One of the most beautiful and powerful verses in all of the Bible, for me, is found in Matthew’s account of Peter, James, and John at the transfiguration of Christ. After the disciples had bowed down in the awesome presence of God, Jesus told them not to be afraid. And the scripture says-And when they had lifted up their eyes, they saw no man, save Jesus only (Matthew 17:8).
No wonder Jesus said we should become as little children to enter the kingdom of God. Their eyes are focused in the right direction. Lord help us to keep our eyes on You…to seek Your will by looking into Your face-through the eyes of a child!
CHANGED LIVES-one at a time
Dear Drs. Jack and Rexella,
I want to thank you for your courageous work for Our Lord for all of us. You are in my everyday prayers. God be with you always; to bless and keep you both healthy and safe. Your preaching of Gods’ Holy Bible is like no other. I just wanted you to know how much both of you are appreciated and loved. God Bless and Protect you and all those you love,
I’ve been watching with you Rexella and Dr. Jack Van Impe since I was a kid; you were two of my first Christian family members. I am 37 now. I know that the Father matures us in our walk with Him but am so glad that the way you have and deliver the gospel hasn’t changed over the years. You are such a blessing to us. God bless you and keep you.
HIGHLIGHTED PRODUCT OFFERS
Is Sharia law on the horizon for all 57 Muslim countries; and then the whole world?
Are Muslims calling for Sharia law in the USA?
Could it be part of the one-world religion predicted in Bible prophecy?
What Christian leaders are compromising the faith for ‘Chrislam’, and what it the immediate danger?
What are Islam’s plans for Israel, Christianity, and planet earth?
Get the answers to these are other critical questions in this powerful teaching from Drs. Jack and Rexella Van Impe – and you will discover the startling truth about the real threat of Islam and its place in these latter days!
Rampant addictions; a sign of the times? Now you’ll understand how God’s Word previews the bondage of alcoholism and drugs, tobacco, pornography, gambling, and more that we see all around us today as a sign of the soon return of the Savior and the approaching Tribulation.

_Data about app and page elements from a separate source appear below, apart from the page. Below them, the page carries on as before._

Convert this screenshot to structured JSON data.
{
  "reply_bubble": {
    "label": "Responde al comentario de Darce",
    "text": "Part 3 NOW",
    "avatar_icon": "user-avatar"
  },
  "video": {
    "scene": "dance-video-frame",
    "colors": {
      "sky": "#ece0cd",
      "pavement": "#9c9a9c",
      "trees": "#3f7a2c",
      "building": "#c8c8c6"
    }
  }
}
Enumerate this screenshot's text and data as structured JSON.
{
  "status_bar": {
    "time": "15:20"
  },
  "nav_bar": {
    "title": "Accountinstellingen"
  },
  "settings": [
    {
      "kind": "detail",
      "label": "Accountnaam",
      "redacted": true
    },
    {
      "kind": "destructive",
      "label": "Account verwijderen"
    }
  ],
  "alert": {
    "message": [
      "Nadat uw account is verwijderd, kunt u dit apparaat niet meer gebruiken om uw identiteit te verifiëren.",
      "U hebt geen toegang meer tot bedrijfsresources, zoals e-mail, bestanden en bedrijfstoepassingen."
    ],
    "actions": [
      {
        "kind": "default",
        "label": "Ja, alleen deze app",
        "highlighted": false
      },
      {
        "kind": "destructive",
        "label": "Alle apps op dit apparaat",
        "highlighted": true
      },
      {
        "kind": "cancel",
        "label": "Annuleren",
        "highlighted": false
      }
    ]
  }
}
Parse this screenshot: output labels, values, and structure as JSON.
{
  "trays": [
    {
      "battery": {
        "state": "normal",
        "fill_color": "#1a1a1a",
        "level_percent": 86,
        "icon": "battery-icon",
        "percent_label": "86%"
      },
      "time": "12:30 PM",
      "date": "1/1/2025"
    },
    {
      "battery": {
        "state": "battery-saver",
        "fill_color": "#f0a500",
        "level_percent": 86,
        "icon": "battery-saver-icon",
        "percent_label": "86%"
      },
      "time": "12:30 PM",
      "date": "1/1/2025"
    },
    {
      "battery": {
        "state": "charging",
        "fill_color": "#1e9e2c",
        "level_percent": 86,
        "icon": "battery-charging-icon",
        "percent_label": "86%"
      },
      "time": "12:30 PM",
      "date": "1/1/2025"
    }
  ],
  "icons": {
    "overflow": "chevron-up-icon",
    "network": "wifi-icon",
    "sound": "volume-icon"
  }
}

In this insightful video, Drs. Jack and Rexella Van Impe also reveal hope for you or a loved one who is struggling with a life-controlling addiction, through the power of Jesus Christ. Learn about the biblical perspective on substance abuse – the roots of addiction – how to overcome addictions as notorious as alcoholism or as overlooked as gossip, lying or cursing.